  • popsicle sticks – use as plant markers though ours have all rotted and molded up quickly, even with good washing
  • jars, bottles etc – use for vases for flowers or for rooting cuttings, jars are good for saving seeds

Saddleback Caterpillar Sting

This little guy, about an inch long in real life, is a Saddleback Caterpillar.  They are of note for two reasons:

1.  They are general feeders that will munch on a wide variety of garden plants.  In large numbers, which I’ve had this year, they can defoliate a 3 year old blueberry bush in a matter of days.  On doing a garden walk two weeks ago I noticed that all four of the blueberry bushes were in various states of being denuded.  A cursory glance didn’t reveal anything, so I went ahead and started picking blueberries figuring I would find the predators in the early morning or late evening.
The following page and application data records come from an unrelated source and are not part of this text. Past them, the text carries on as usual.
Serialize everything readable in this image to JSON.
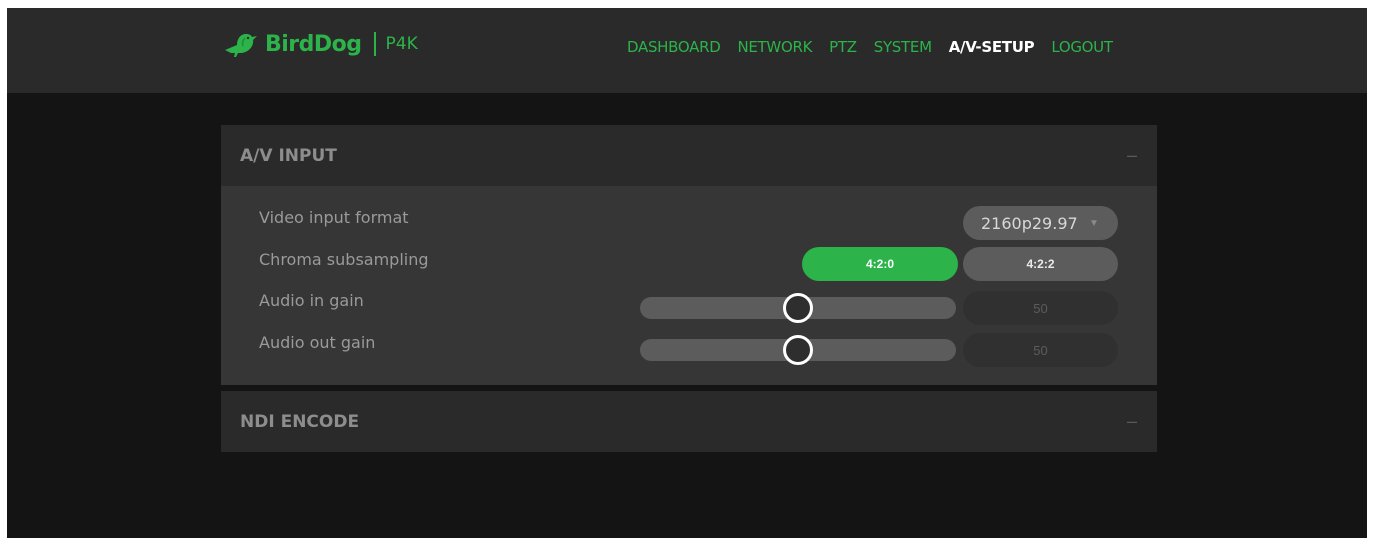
{
  "brand": {
    "name": "BirdDog",
    "model": "P4K"
  },
  "nav": [
    {
      "label": "DASHBOARD",
      "active": false
    },
    {
      "label": "NETWORK",
      "active": false
    },
    {
      "label": "PTZ",
      "active": false
    },
    {
      "label": "SYSTEM",
      "active": false
    },
    {
      "label": "A/V-SETUP",
      "active": true
    },
    {
      "label": "LOGOUT",
      "active": false
    }
  ],
  "av_input": {
    "title": "A/V INPUT",
    "collapse_symbol": "–",
    "video_input_format": {
      "label": "Video input format",
      "value": "2160p29.97",
      "arrow": "▼"
    },
    "chroma_subsampling": {
      "label": "Chroma subsampling",
      "options": [
        "4:2:0",
        "4:2:2"
      ],
      "selected": "4:2:0"
    },
    "audio_in_gain": {
      "label": "Audio in gain",
      "value": "50",
      "level": 0.5
    },
    "audio_out_gain": {
      "label": "Audio out gain",
      "value": "50",
      "level": 0.5
    }
  },
  "ndi_encode": {
    "title": "NDI ENCODE",
    "collapse_symbol": "–"
  },
  "colors": {
    "accent": "#2cb34a",
    "panel": "#2a2a2a",
    "panel_body": "#363636",
    "background": "#141414"
  }
}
That’s when it happened.  I got stung.

2.  The are a stinging caterpillar.  I’ve been swarmed by ground hornets on several occasions, usually because I ran over a nest with a mower, and hit by bumble bees, but nothing compares to the stings I received from the Saddleback Caterpillar.  I didn’t know what hit me but it hurt like crazy.  I rushed inside to wash my hand and check the damage, thinking I disturbed a wasp.  There were three stings in total, that I could see, all clustered in the soft part of my hand between the thumb and forefinger.  The pain was like an electrical current pulsing into my hand, and yes, I’ve electrocuted myself before so know what that feels like.

A rash raised up across the back of my hand.  Application of ice took out the peak pain and a follow up with a topical anesthetic made it tolerable the rest of the day.  The next morning the rash and pain were gone.  Though it didn’t last long, it did incapacitate that hand while it lasted.


I have been hand picking them while wearing a heavy pair of leather gloves and then disposing of them.  Manual control works without much effort.  Though I pulled over 40 off of the 4 bushes the first time out after discovering them, and recovered from the sting, in days since I have only picked another half dozen or so.  Because of this, I don’t see a reason to spray or dust for them because the alternatives, such as BT also kills butterflies and other beneficial insects indiscriminately.

However you choose to handle them make sure and wear protective clothing and to be careful!  These little guys pack a powerful punch.